__Aim of the exercise__: Go through the data below and copy each line where the word "category" occurs.

__Records from a data source__:
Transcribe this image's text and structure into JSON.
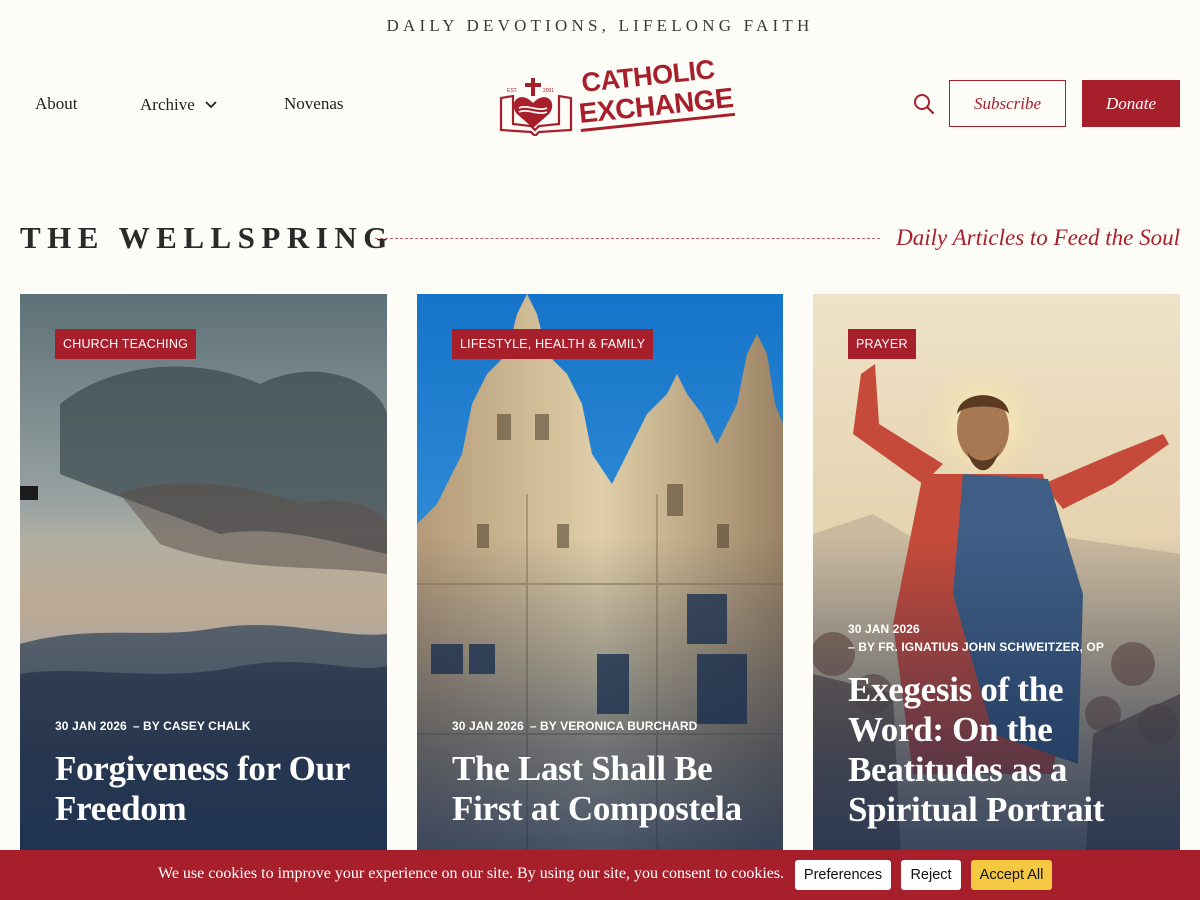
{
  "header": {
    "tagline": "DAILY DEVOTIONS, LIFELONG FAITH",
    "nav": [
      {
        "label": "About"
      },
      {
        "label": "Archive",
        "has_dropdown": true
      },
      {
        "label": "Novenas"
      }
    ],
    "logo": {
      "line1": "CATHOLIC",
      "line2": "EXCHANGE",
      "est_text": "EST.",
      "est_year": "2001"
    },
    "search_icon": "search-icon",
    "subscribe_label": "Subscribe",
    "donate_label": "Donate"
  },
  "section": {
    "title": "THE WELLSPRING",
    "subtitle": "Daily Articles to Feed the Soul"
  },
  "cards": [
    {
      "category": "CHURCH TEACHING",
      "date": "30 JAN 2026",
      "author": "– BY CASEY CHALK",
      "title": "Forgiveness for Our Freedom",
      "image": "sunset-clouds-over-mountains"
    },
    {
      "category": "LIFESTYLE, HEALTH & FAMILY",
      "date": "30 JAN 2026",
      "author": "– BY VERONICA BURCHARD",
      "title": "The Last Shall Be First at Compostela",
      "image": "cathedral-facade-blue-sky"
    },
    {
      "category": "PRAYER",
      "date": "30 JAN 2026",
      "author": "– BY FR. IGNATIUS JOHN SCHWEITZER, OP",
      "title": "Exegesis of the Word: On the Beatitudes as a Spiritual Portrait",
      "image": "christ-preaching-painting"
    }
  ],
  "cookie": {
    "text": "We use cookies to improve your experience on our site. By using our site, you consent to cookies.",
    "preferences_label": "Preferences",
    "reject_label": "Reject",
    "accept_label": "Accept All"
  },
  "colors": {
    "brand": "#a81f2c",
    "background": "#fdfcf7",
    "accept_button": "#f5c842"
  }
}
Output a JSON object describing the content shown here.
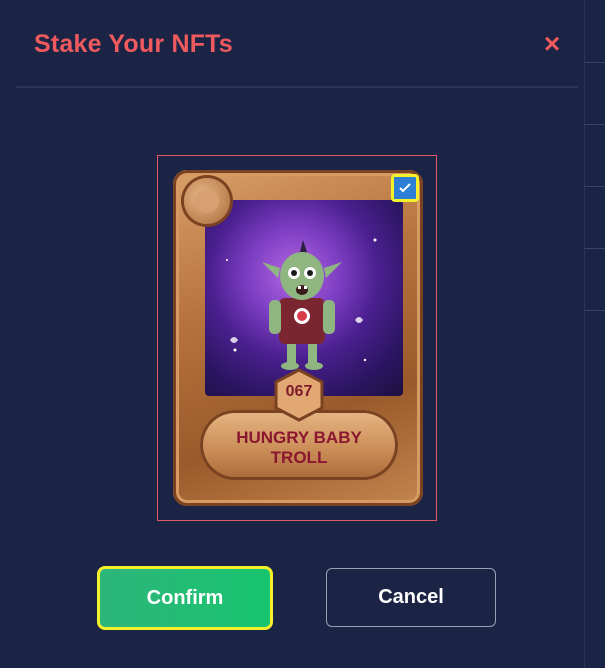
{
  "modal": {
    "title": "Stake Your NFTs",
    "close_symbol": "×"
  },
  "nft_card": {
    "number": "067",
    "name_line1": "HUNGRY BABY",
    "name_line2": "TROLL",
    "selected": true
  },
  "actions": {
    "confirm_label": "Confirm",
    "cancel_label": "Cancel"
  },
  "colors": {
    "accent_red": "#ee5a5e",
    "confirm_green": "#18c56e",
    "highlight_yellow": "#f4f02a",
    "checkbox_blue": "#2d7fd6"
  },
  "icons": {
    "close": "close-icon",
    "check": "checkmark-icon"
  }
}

__Written solution__:
      "category": "CHURCH TEACHING",
      "category": "LIFESTYLE, HEALTH & FAMILY",
      "category": "PRAYER",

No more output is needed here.